THE number of people testing positive for coronavirus in Clackmannanshire is around five times higher than it should be, officials have said.

Dr Graham Foster, NHS Forth Valley's director of public health, said that some progress was made in addressing those numbers but it has stalled in recent days.

Last month, the health board singled out the Wee County as an area of concern given the high number of people testing positive.

And, speaking to the Advertiser about recent case numbers on Monday, November 16, Dr Foster said: "The situation in Clackmannanshire, that was quite high.

"It has improved dramatically, but it's improved in so much as coming down to the same level as Falkirk.

"It's stopped coming down in the past few days."

Turning to the effect level three restrictions imposed on the area on November 2 have had, he said: "It's taken the top off the peak, but not enough for it to come down.

"The rate in Clackmannanshire is about five times higher than it should be."

He added: "That rate is far too high."

The level three restrictions imposed locally – and across the wider Forth Valley area – include a ban on in-home socialising, and the closure of leisure and entertainment venues.

While he acknowledged they have had an effect across the wider Forth Valley area, as well as Clacks, Dr Foster said: "[The restrictions are] broadly similar to the increased measures that we had since October 9.

"The problem is the level of cases and rate of cases in Forth Valley is still far too high, and it's not showing signs of coming down.

"I think we do need to think about that, and we need to do something different.

"We can't keep carrying along with the high level we have got."

However, Dr Foster said the final decision around whether a move to level four restrictions is necessary was for others to make.

But, he did outline his concerns about other areas moving into a higher level while Forth Valley remained in level three.

He said: "The big worry is if Glasgow and Lanarkshire go into a higher level, people will then come out to places in Forth Valley to get around restrictions."

Dr Foster said if that were to happen, Forth Valley would end up "suffering from people escaping level four".

Another area of concern Dr Foster touched upon was a recent increase in social gatherings.

He said: "It's now that point in time when we're really seeing the impact of what people were doing on Halloween and Bonfire Night.

"Unfortunately, we did see quite a lot of parties and gatherings, and we are starting to see that.

"We had a really bad weekend, and lots of schoolchildren who are positive."

Given that children have been back at school for several weeks, he said: "I don't think they got infected at school."

Dr Foster also touched upon a general lack of awareness in Forth Valley around how bad the situation was as a key issue.

He said: "The important thing some people don't seem to be getting is we have a really high rate of cases in the community.

"There are more cases out and about in the community now than there have ever been during the whole pandemic.

"It's worse than it's ever been."

The effect of that lack of awareness of the general situation is being felt across all age groups.

Dr Foster said that people were being told to go off of work to isolate, and children were being sent home from school.

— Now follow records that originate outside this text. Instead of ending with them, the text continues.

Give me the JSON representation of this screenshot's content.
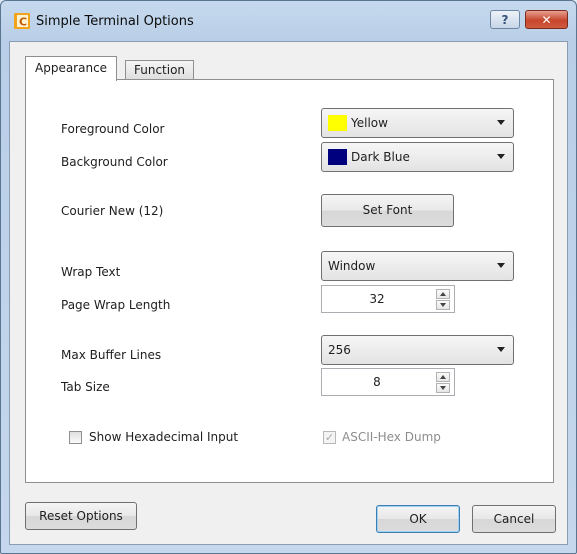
{
  "window": {
    "title": "Simple Terminal Options",
    "help_glyph": "?",
    "close_glyph": "✕"
  },
  "tabs": [
    {
      "label": "Appearance",
      "active": true
    },
    {
      "label": "Function",
      "active": false
    }
  ],
  "appearance": {
    "foreground_label": "Foreground Color",
    "foreground_value": "Yellow",
    "foreground_swatch": "#ffff00",
    "background_label": "Background Color",
    "background_value": "Dark Blue",
    "background_swatch": "#00007f",
    "font_label": "Courier New (12)",
    "set_font_label": "Set Font",
    "wrap_text_label": "Wrap Text",
    "wrap_text_value": "Window",
    "page_wrap_label": "Page Wrap Length",
    "page_wrap_value": "32",
    "max_buffer_label": "Max Buffer Lines",
    "max_buffer_value": "256",
    "tab_size_label": "Tab Size",
    "tab_size_value": "8",
    "show_hex_label": "Show Hexadecimal Input",
    "show_hex_checked": false,
    "ascii_hex_label": "ASCII-Hex Dump",
    "ascii_hex_checked": true,
    "ascii_hex_check_glyph": "✓"
  },
  "footer": {
    "reset_label": "Reset Options",
    "ok_label": "OK",
    "cancel_label": "Cancel"
  }
}
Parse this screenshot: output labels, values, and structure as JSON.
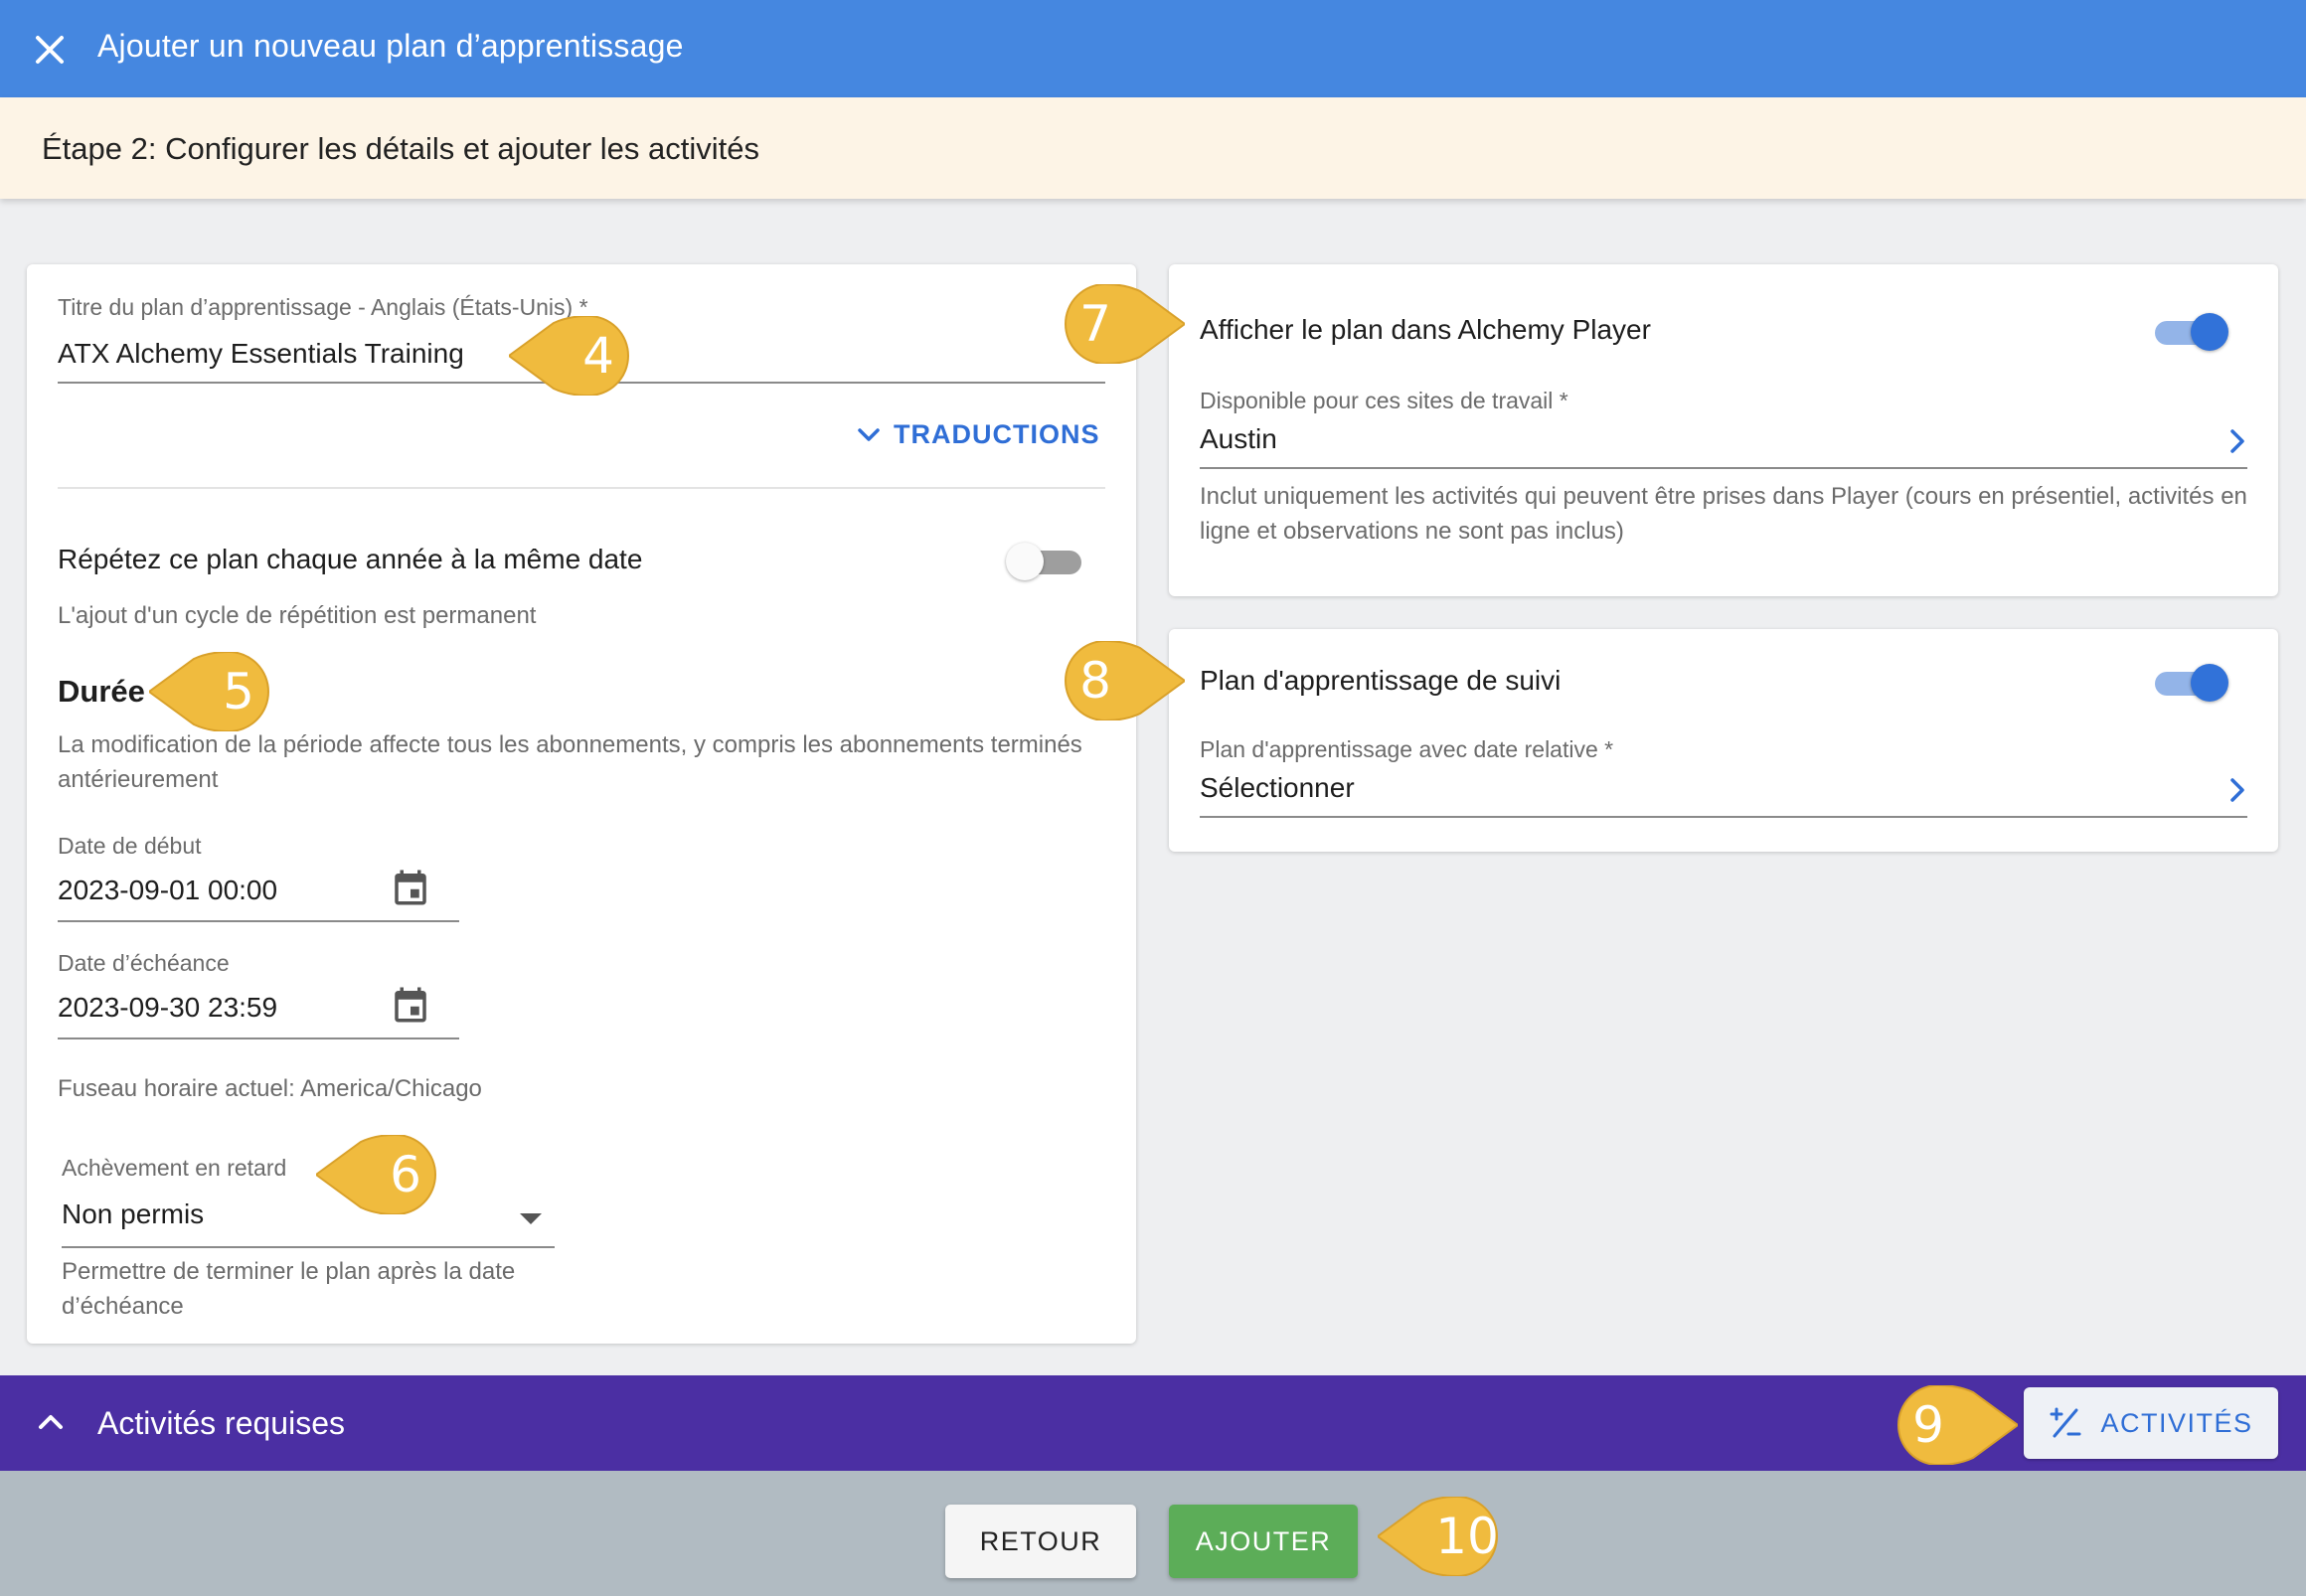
{
  "header": {
    "title": "Ajouter un nouveau plan d’apprentissage",
    "close_icon": "close-icon"
  },
  "step": {
    "title": "Étape 2: Configurer les détails et ajouter les activités"
  },
  "left_card": {
    "title_field": {
      "label": "Titre du plan d’apprentissage - Anglais (États-Unis) *",
      "value": "ATX Alchemy Essentials Training"
    },
    "translations_label": "TRADUCTIONS",
    "repeat": {
      "label": "Répétez ce plan chaque année à la même date",
      "enabled": false,
      "helper": "L'ajout d'un cycle de répétition est permanent"
    },
    "duration": {
      "heading": "Durée",
      "helper": "La modification de la période affecte tous les abonnements, y compris les abonnements terminés antérieurement"
    },
    "start_date": {
      "label": "Date de début",
      "value": "2023-09-01 00:00"
    },
    "due_date": {
      "label": "Date d’échéance",
      "value": "2023-09-30 23:59"
    },
    "timezone": "Fuseau horaire actuel: America/Chicago",
    "late_completion": {
      "label": "Achèvement en retard",
      "value": "Non permis",
      "helper": "Permettre de terminer le plan après la date d’échéance"
    }
  },
  "player_card": {
    "title": "Afficher le plan dans Alchemy Player",
    "enabled": true,
    "sites_label": "Disponible pour ces sites de travail *",
    "sites_value": "Austin",
    "helper": "Inclut uniquement les activités qui peuvent être prises dans Player (cours en présentiel, activités en ligne et observations ne sont pas inclus)"
  },
  "followup_card": {
    "title": "Plan d'apprentissage de suivi",
    "enabled": true,
    "relative_label": "Plan d'apprentissage avec date relative *",
    "relative_value": "Sélectionner"
  },
  "required_activities": {
    "title": "Activités requises",
    "button_label": "ACTIVITÉS"
  },
  "footer": {
    "back_label": "RETOUR",
    "add_label": "AJOUTER"
  },
  "callouts": [
    "4",
    "5",
    "6",
    "7",
    "8",
    "9",
    "10"
  ],
  "colors": {
    "header": "#4587e0",
    "banner": "#fdf4e6",
    "purple_bar": "#4b2fa3",
    "accent": "#2f6ed6",
    "add_button": "#5cad58",
    "callout": "#f0bb3e"
  }
}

The health service in Forth Valley is also feeling the effects of the high number of people testing positive in Forth Valley.

Dr Andrew Murray, medical director, who also took part in Monday's media briefing, said: "When Covid was starting, half of our beds were empty because people were accessing healthcare differently and we shut down a lot of services."

Referring to acute medical care, he added: "We are now, I think on a day-to-day basis, up around 90 per cent [capacity] sometimes."

Both Dr Foster and Dr Murray agreed the only sure way to stop the virus from spreading in Forth Valley was for people to follow the basic advice.

That includes wearing face coverings while out and about, avoiding crowded spaces, and absolutely sticking to a two-metre distance from others.

Hands should also be cleaned regularly, and anyone with symptoms should book a test and self-isolate.